Meursault experiences a transformation here and I believe that it is the final step to leaving all his human qualities behind. Meursault never had that many human qualities to begin with, and acted more with animalistic tendancies such as his love of simple physical pleasures, his indifference towards religion, his failure to care about relationships and society recognizes that he is not human and that is why they sentence him to death. In the second part of the book, Meursalt's hidden human traits like his fear of trial, anger at the way society views him, and his innocence of the world begin to show. He talks about how he struggles with hope, that he is tortured by the idea that there might be a way out of his hopeless situation. He doesn't want to think that he could escape, or he wants a concrete chance, such as when he describes how a death pill should work "nine times out of ten." This "hope" is a human trait and at the end of the book, Meursault finally lets go of it.
What Meursault loses is his fear of death which is something that all humans have in common. He calls it "opening himself to the gentle indifference of the world" (122.) Until the last page, Meursault cares if he dies. He doesn't want to lose life and he is afraid of death. The fight with the chaplain exhausts him to the point where he loses his fear of death and finally he truly does not care about anything. This is what makes Meursault happy, is to not care about anything and to know that nothing matters. All humans are afraid of death and this means that at the end of the book Meursault is entirely inhuman.

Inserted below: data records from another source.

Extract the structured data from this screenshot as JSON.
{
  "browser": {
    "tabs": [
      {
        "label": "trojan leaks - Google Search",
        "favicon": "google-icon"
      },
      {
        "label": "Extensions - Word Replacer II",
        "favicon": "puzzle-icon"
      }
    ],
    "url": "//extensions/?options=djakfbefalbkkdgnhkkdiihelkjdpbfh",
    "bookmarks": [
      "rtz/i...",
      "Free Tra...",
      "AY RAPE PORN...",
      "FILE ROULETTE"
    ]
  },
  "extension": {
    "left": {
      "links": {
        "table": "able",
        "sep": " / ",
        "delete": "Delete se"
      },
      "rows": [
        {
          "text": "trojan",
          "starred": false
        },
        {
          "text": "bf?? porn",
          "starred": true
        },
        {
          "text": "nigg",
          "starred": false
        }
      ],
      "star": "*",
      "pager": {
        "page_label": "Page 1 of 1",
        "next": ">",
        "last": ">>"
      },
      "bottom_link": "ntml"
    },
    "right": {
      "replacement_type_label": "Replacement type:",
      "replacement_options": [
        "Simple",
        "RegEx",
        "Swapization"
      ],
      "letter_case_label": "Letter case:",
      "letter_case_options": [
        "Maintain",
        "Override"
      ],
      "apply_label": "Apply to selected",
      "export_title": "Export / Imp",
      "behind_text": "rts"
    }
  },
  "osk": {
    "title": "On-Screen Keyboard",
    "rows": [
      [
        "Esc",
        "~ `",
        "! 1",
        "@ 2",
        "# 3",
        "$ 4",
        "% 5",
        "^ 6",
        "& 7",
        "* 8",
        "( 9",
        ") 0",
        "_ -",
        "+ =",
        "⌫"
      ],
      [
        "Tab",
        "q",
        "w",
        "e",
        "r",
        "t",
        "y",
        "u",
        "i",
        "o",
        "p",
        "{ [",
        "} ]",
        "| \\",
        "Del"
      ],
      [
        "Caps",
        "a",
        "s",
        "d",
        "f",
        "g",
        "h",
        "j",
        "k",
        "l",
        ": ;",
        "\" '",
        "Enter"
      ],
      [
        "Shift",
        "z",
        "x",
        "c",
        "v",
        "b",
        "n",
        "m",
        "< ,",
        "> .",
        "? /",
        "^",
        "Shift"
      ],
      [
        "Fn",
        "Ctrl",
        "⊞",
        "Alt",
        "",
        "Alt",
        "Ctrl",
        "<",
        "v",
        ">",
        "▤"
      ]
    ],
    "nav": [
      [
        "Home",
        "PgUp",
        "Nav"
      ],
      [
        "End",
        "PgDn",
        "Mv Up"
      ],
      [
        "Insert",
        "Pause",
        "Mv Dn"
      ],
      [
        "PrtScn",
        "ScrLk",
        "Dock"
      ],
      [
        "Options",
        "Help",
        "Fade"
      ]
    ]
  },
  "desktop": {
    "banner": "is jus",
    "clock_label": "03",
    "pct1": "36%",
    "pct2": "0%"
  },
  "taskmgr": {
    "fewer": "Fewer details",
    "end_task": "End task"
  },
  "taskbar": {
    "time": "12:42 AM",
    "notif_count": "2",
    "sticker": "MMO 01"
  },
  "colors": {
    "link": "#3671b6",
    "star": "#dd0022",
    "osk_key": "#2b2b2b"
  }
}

"For everything to be consummated, for me to feel less alone, I had only to wish that there be a large crowd of spectators the day of my execution and that they greet me with cries of hate" (123.)
I interpreted this last sentence to mean that Meursault wins at the end of the novel. If a large crowd greets him with hate when he dies it means that he was not in vain, that his argument was proven true and that he can go to his death without fear, without caring and knowing that he was always right and society was wrong. I think that this is what Camus is trying to prove in the end of "The Stranger" as Meursault sheds his last scrap of humanity and goes to his death the same way that he lived, happy and content.